The locale group has to be installed on the Web server before its locale identifier can be specified in a Web page or application. Use the Regional and Language Options control panel application to install locale groups.
An integer representing the geographical locale. You can find locale-specific code page information on MSDN Library.
If Response.LCID is not explicitly set on a page, it is implicitly set by Session.LCID, if sessions are enabled. If sessions are not enabled, Response.LCID is set by **@LCID**, if **@LCID** is present on the page. If there is no **@LCID** on the page, Response.LCID is set by the AspLCID metabase property. If the AspLCID property is not set, or set to 0, Response.LCID is set by the default system locale.
Response.LCID can be set multiple times in one Web page and used to format data each time. Some locales need the matching code page to be set to display characters properly. For example, to display dates and times in several locales on one page, the code page must be set to UTF-8 (65001) to show all the characters.
If you set Response.LCID or Session.LCID explicitly, do so before displaying formatted output. Setting Response.LCID changes the locale for both the ASP application and the scripting engine. Using the VBScript function setLocale() only changes the locale for the scripting engine.
If the locale of your Web page matches the system defaults of the Web client, you do not need to set a locale in your Web page. However, setting the value is recommended.
If the locale is set in a page, and the code page is set to display the characters properly, Response.Charset should also be set. The code page value tells IIS how to encode the data when building the response, and the Charset value specifies to the browser how to decode the data when displaying the response. The CharsetName of Response.Charset must match the code page value, or mixed characters are displayed in the browser. For more information, see the lists of CharsetNames and matching code page values on MSDN Web Workshop under the columns for Preferred Charset Label and FamilyCodePage.
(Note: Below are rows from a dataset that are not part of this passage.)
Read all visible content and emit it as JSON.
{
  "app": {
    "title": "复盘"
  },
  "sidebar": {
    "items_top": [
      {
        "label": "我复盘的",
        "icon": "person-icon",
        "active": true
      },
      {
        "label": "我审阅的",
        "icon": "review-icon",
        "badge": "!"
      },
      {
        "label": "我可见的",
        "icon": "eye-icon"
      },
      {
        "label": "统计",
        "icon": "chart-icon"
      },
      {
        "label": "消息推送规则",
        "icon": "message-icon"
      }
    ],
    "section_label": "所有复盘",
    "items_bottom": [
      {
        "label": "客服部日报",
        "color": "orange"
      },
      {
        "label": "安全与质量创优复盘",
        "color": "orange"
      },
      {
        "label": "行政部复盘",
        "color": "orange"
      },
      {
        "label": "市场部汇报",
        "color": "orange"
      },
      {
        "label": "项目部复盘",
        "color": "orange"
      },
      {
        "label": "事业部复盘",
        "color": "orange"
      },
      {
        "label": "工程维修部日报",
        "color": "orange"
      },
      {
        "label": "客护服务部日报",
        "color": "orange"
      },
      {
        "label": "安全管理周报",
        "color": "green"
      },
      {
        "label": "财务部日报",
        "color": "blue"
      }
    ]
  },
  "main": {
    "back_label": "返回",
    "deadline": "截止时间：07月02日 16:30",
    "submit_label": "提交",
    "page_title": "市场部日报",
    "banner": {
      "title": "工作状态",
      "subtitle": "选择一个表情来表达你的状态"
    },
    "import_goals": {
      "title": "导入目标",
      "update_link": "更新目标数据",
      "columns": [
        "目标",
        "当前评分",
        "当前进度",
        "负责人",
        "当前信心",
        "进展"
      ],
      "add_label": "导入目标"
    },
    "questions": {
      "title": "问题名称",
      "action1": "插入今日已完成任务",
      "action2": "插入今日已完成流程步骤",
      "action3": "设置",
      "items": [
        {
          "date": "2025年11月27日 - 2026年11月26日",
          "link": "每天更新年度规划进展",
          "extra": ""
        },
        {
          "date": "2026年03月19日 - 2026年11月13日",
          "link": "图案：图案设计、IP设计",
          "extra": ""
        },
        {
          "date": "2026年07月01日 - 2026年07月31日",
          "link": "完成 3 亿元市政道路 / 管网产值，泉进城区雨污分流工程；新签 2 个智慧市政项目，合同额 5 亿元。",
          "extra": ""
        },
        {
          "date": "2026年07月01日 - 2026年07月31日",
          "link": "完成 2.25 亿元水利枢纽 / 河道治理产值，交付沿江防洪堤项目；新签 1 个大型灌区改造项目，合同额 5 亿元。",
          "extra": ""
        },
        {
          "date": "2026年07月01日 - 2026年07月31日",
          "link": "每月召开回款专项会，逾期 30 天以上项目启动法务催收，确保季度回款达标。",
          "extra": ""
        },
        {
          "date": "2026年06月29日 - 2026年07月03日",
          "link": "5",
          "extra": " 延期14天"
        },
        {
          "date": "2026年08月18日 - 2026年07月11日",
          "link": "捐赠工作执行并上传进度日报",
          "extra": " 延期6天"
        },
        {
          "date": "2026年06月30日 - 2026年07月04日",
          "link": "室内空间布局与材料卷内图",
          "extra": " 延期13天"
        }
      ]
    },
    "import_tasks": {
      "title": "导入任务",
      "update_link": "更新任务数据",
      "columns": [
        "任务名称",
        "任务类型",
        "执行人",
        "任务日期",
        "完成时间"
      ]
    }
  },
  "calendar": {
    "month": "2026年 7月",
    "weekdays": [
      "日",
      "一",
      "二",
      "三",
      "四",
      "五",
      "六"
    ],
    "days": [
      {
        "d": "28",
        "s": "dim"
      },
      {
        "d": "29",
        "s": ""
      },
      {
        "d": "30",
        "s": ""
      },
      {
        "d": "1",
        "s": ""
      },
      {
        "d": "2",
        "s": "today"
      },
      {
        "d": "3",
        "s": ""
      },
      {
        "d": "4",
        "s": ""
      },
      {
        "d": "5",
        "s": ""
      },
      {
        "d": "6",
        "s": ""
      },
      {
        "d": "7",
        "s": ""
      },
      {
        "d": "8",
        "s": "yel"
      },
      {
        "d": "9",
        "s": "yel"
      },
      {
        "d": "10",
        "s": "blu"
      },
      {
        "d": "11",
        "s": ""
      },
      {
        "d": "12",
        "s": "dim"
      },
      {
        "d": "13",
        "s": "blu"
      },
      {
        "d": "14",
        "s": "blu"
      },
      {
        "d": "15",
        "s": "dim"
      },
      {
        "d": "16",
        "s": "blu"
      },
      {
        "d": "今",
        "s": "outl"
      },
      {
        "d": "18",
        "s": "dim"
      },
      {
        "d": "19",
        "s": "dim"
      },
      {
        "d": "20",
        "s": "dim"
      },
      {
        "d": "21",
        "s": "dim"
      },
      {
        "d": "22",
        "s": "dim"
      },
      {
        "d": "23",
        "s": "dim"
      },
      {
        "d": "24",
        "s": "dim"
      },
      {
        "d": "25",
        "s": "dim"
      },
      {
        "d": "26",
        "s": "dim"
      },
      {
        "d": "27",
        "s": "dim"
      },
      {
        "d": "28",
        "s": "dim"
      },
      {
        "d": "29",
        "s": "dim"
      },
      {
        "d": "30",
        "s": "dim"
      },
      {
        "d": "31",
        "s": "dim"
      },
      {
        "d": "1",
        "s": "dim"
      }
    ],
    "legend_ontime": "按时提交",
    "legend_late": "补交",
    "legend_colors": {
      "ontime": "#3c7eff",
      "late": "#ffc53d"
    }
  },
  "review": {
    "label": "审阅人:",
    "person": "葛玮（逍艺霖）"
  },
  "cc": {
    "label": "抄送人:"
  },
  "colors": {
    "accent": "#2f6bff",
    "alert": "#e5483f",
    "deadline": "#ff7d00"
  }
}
If you are writing and testing Web pages that use different locales, code pages, and character sets (for example, if you were creating a multilingual Web site), remember that your test client computer must have the language packs installed for each language you want to display. You can install language packs from Regional and Language Options in the Control Panel.
The following example displays the date, time, amount of money, and a decimal value in different locales. The code page is set to UTF-8 to display all the characters properly.
--- Response_LCID.asp ---
<% ' This file does not need @LCID or @CODEPAGE and ' it does not need to be saved in UTF-8 format because ' there are no literal strings that need formatting or encoding. Response.Codepage = 65001 Response.Charset = "utf-8" ' See what happens when you uncomment the lines below. 'Response.Codepage = 1252 'Response.Charset = "windows-1252" ShowDateTimeCurrency 1033, "North America" ShowDateTimeCurrency 1041, "Japan" ShowDateTimeCurrency 1049, "Russia" ShowDateTimeCurrency 1031, "Germany" ShowDateTimeCurrency 1025, "Saudi Arabia" ShowDateTimeCurrency 1081, "India" ShowDateTimeCurrency 2052, "China" ShowDateTimeCurrency 1042, "Korea" Sub ShowDateTimeCurrency(iLCID, sLocale) Response.LCID = iLCID Response.Write "<B>" & sLocale & "</B><BR>" Response.Write FormatDateTime(Date, 1) & "<BR>" Response.Write FormatDateTime(Time, 3) & "<BR>" Response.Write FormatCurrency(1000) & "<BR>" Response.Write FormatNumber(50, 3, 0, 0, -1) & " & " & FormatNumber(.02, 3, 0, 0, -1) & "<BR><BR>" End Sub %>
Client: Requires or Windows XP Professional.
Server: Requires or Windows Server 2003.